INSIDE REAL ESTATE: Foreign homebuyers have cash to spend in Alaska
As can be expected, top destinations for foreign homebuyers are the sunshine states of Florida, California, Texas and Arizona.
However, in a little heralded survey in 2015, published by the National Association of Realtors, Alaska ranked number No. 6 as a destination for foreign homebuyers. More recent surveys have dropped Anchorage and Alaska out of the top 20 but the survey reminded me of my first encounter with a foreign homebuyer back in 1984.
That was when Alaska was just beginning to establish relationships with the Russian Far East.
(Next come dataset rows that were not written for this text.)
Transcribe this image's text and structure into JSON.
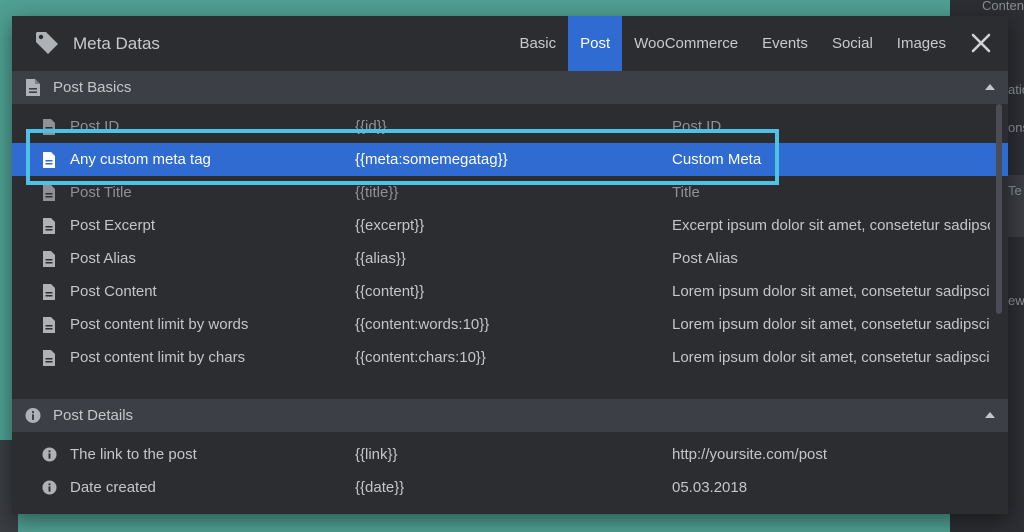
{
  "modal": {
    "title": "Meta Datas",
    "tabs": [
      {
        "label": "Basic",
        "active": false
      },
      {
        "label": "Post",
        "active": true
      },
      {
        "label": "WooCommerce",
        "active": false
      },
      {
        "label": "Events",
        "active": false
      },
      {
        "label": "Social",
        "active": false
      },
      {
        "label": "Images",
        "active": false
      }
    ]
  },
  "sections": [
    {
      "title": "Post Basics",
      "rows": [
        {
          "name": "Post ID",
          "tag": "{{id}}",
          "value": "Post ID"
        },
        {
          "name": "Any custom meta tag",
          "tag": "{{meta:somemegatag}}",
          "value": "Custom Meta"
        },
        {
          "name": "Post Title",
          "tag": "{{title}}",
          "value": "Title"
        },
        {
          "name": "Post Excerpt",
          "tag": "{{excerpt}}",
          "value": "Excerpt ipsum dolor sit amet, consetetur sadipscing"
        },
        {
          "name": "Post Alias",
          "tag": "{{alias}}",
          "value": "Post Alias"
        },
        {
          "name": "Post Content",
          "tag": "{{content}}",
          "value": "Lorem ipsum dolor sit amet, consetetur sadipscing"
        },
        {
          "name": "Post content limit by words",
          "tag": "{{content:words:10}}",
          "value": "Lorem ipsum dolor sit amet, consetetur sadipscing"
        },
        {
          "name": "Post content limit by chars",
          "tag": "{{content:chars:10}}",
          "value": "Lorem ipsum dolor sit amet, consetetur sadipscing"
        }
      ]
    },
    {
      "title": "Post Details",
      "rows": [
        {
          "name": "The link to the post",
          "tag": "{{link}}",
          "value": "http://yoursite.com/post"
        },
        {
          "name": "Date created",
          "tag": "{{date}}",
          "value": "05.03.2018"
        }
      ]
    }
  ],
  "background": {
    "fragments": [
      "Conten",
      "atio",
      "ons",
      "Te",
      "ew"
    ]
  },
  "colors": {
    "accent": "#2f6bd0",
    "highlight_border": "#4fc0e6",
    "modal_bg": "#2b2d31",
    "section_bg": "#3c3f45",
    "backdrop": "#4f9f92"
  }
}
As a listing agent, the foreign buyers I met had obtained a loan from a local bank to purchase a home in a southeast Anchorage subdivision.
After closing they wanted to put up a satellite dish on the front of the home but the covenants, codes and restrictions for the subdivision required it to be attached to the rear of the home.
Their first response was “Well, we’ll just give the keys back to the bank if we can’t put it where we want to.”
That seems like an amusing anecdote now but in 1984 Russians were not allowed to own property in their native country. The closest they could come to property ownership was a leased plot for their “deshka,” the equivalent of a summer cabin here in Alaska.
Today, it is not unusual for realtors to do business with foreign homebuyers. Although there is no specific state survey, Alaska is an attractive second home destination for foreigners, particularly in recreational communities like Homer and Sitka.
An international buyer refers to two types of non-U.S. citizens. Type A is a non-U.S. citizen who primarily resides outside the U.S. and who doesn’t stay in the U.S. year-round. The Type B buyer is a non-U.S. citizen who is temporarily residing in the U.S on non-immigrant visa, such as diplomats, foreign students, and foreign workers or recent immigrants who have been in the U.S. for less than two years as of the time of their purchase.
According to the National Association of Realtors, foreign buyers purchased $102.6 billion in residential real estate in 2016, down slightly from a high of $103.9 billion in 2015. Nationally, about 34 percent of foreign buyers come from Asia. Latin American and the Caribbean buyers make up about 21 percent and Europeans 18 percent.
China has been the top country of origin for foreign buyers since 2015 as far as number of transactions. China includes the People’s Republic of China, Hong Kong and Taiwan for these statistics.
Buyers from Alaska’s neighbor, Canada, are also considered foreign buyers, and according to the NAR survey, make up 12 percent of all foreign buyers in 2016. What is also interesting is that, on average, foreigners purchase more expensive homes, with an average sales price of $477,500 in 2016, compared to U.S. citizens’ average purchase price for existing homes at $266.700.
As Alaska’s diverse ethnic population continues to grow, we can expect more and more foreign citizens to purchase homes in our communities which will be a stabilizing factor in the residential market as Alaska works its way through its fiscal dilemma.